Just yesterday, here in Zihuatanejo, Guerrero, Mexico, I came across a medium-sized, short-golden-haired dog that was in pretty tough shape. Tottering across the street seemed to take his last ounce of strength. Unable even to scale the five-inch curb, he collapsed in the gutter between two parked cars and just lay there.
I was overcome by the thought that the poor creature had just found permission in my touch to take his last breath.
Figuring he was too weak to find food or drink on his own, I offered him some water in the palm of my hand, but he wouldn't even lift his head. As I stroked that little recess between and just above his eyes, he closed his eyes…and then was motionless.
I looked for his skeletal rib cage to rise. It didn't. A lump welled up in my throat at the thought that the poor creature had just found permission in my touch to take his last breath.
I kept my hand on his head—I guess I thought this might send him on his way a little less alone. After about 20 seconds, though, the dog's concave side rose in a shallow breath, and then another. I left to find a convenience store and bought a packet of crackers—the closest thing to dog food I could find.
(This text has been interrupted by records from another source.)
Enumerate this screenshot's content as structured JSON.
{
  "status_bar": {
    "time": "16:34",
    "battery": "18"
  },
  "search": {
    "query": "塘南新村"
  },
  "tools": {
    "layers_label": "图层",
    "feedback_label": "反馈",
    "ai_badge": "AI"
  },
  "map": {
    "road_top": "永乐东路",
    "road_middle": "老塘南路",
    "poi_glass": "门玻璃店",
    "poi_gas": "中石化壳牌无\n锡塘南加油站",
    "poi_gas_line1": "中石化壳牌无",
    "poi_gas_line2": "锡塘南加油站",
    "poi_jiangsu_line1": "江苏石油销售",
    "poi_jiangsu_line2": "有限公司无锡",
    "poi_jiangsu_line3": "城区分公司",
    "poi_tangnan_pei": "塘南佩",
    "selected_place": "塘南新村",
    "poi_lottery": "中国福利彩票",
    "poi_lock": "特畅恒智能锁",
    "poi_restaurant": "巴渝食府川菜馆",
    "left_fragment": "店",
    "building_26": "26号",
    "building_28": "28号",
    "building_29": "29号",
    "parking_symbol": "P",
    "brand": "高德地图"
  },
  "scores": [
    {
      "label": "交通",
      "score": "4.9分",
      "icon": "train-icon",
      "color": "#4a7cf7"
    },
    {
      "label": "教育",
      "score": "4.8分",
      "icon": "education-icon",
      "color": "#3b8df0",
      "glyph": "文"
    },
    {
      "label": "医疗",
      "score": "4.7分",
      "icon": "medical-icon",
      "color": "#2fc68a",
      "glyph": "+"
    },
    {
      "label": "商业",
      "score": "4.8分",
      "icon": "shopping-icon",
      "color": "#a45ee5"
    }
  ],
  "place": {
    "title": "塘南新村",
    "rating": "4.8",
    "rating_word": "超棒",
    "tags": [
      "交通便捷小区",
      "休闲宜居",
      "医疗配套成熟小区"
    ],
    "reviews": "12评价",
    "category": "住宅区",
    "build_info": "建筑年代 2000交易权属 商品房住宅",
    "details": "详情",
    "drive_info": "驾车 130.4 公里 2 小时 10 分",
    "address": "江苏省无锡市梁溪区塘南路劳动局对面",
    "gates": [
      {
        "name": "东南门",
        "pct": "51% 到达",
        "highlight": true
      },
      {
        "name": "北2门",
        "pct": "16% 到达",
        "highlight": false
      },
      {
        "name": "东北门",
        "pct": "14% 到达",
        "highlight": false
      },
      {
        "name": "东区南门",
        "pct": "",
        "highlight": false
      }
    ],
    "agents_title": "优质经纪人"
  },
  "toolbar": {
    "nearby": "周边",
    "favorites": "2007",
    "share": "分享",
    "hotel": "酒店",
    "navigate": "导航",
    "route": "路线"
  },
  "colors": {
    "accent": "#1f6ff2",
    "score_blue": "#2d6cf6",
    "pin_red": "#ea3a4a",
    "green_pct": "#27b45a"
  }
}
Before tasting them he lifted his boney head and just looked into my eyes.
When I got back I offered him a few small pieces in my hand. This time he seemed interested, but before tasting them he lifted his boney head and just looked into my eyes. Then he slowly, gratefully, lapped up the crumbs and eventually all the crackers.
Encouraged, I went back to the store and bought a small package of salchicha, but when I returned this time, my new friend was gone. I looked around, in doorways, under cars, in the street. There, just down the block, was his scrawny butt tottering with renewed energy down the sidewalk.
I wonder if anyone will be there tomorrow to help keep him keep going another day.
(This piece is used by permission of the generous folks at DogWork.com.
Please check out their delightful site; you'll be happier after you do!)
If you live by these dog rules, you will be a happier person!
There's a lot we humans can learn from dogs. If you live your
life by the same philosophy that dogs do, you will be much better off in
life. In the wild, animals fight only for two things, not a fancy car,
not clothes or jewelry, they just fight for food or a mate, everything
else they get after that is just pure happiness.
1. See life with joy and wonder.
2. Experience the beauty of nature and smell as much as you can.
3. Open your heart to the ones you love.
4. Sometimes you are allowed to break a few rules, go for it.
5. Be loyal, you will keep friends for life.
6. Cravings are good, enjoy them while you can.
7. Make sure you do something fun everyday.
8. Enjoy good foods, savor them like if it was your last meal.
9. Be yourself and you will always have true friends
10. Be persistent and bark until you get what you want.
11. If someone is having a bad day, snuggle the worries away.
12. Enjoy the love of your pack.
13. Delight in the simple joys of a long walk on the beach.
14. Allow people to love you.
15. Less barking, more tail wagging.
16. Celebrate if you feel like it.
17. Get inspired by the simplest things in life.
18. Everything is possible, all you need is love.